About this task >> Read the lines of the data below and retrieve those with "valor".

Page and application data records
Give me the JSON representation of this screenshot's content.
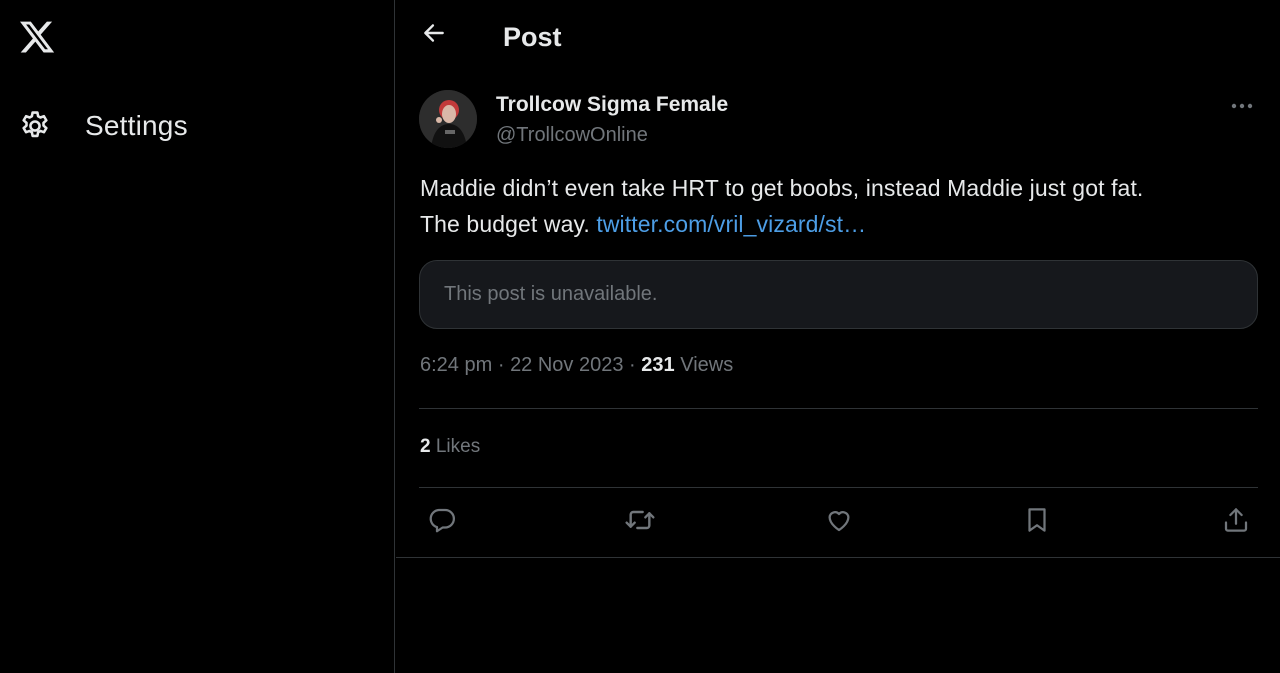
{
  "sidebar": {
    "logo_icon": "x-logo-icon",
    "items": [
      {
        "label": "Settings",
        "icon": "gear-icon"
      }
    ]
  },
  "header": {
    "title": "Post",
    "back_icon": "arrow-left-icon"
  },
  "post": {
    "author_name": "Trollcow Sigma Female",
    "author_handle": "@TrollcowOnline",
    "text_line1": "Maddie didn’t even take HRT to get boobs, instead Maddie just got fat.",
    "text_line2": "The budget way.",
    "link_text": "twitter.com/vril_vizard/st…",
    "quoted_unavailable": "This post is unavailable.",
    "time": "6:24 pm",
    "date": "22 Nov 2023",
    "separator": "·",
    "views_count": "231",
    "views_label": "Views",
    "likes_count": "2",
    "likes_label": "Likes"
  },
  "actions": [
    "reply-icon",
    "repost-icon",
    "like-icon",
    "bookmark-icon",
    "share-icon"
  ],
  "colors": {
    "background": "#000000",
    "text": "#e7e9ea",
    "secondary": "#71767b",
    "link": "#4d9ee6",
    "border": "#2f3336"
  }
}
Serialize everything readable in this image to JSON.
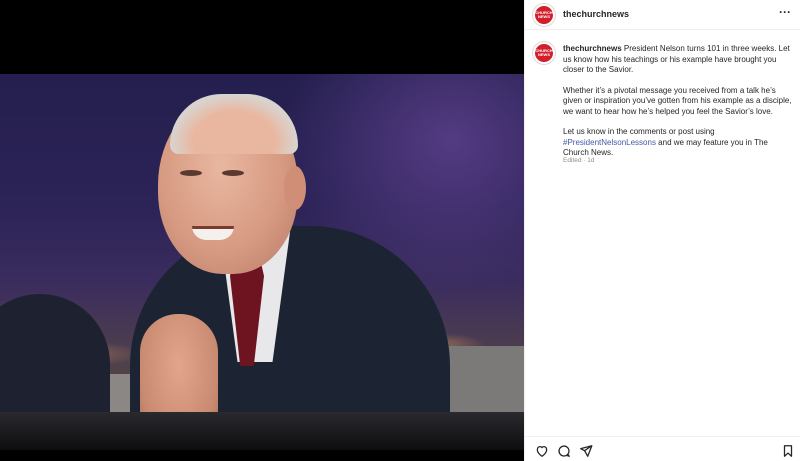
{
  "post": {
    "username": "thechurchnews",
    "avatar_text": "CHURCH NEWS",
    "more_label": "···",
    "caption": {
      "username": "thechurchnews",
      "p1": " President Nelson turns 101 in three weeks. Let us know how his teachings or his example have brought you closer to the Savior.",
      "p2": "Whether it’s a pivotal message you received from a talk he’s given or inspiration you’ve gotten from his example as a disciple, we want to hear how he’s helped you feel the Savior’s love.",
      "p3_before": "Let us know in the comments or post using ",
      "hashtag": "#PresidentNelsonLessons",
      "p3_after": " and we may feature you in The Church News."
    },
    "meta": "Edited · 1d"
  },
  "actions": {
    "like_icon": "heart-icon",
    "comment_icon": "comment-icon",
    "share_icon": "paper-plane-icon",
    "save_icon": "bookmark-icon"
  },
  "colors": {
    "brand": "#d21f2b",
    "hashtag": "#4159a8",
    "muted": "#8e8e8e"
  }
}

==

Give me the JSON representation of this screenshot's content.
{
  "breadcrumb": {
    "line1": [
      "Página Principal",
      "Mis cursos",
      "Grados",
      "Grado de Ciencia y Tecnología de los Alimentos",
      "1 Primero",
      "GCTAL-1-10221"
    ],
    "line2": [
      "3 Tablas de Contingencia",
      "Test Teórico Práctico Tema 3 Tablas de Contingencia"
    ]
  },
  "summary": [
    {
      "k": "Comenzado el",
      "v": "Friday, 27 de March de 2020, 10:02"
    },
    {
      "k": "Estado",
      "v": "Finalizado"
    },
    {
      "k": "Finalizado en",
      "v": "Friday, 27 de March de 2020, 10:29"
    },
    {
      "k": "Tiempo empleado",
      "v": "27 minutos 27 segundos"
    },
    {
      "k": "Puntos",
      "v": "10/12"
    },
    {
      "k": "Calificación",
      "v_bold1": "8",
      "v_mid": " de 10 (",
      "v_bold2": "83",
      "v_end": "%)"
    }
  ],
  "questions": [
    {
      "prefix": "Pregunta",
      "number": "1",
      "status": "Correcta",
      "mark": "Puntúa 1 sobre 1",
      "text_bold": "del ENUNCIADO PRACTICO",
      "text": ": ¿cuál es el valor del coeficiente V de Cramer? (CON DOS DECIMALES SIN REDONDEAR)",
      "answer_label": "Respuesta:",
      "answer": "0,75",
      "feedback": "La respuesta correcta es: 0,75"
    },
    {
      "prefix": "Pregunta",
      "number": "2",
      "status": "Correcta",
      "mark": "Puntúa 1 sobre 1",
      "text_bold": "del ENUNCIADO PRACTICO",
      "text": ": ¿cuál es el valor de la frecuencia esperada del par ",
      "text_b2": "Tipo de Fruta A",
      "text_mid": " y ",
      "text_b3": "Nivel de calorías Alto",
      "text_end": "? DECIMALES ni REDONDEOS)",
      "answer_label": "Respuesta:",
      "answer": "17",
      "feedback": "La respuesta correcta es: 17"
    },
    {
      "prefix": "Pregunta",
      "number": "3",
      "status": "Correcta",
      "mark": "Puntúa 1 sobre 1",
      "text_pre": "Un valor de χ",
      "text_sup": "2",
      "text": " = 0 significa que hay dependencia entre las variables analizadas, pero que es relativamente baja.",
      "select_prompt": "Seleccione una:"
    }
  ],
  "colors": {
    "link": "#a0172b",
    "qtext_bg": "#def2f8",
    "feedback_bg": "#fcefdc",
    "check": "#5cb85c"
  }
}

Answer box >>
      "text": ": ¿cuál es el valor del coeficiente V de Cramer? (CON DOS DECIMALES SIN REDONDEAR)",
      "text": ": ¿cuál es el valor de la frecuencia esperada del par ",
      "text_pre": "Un valor de χ",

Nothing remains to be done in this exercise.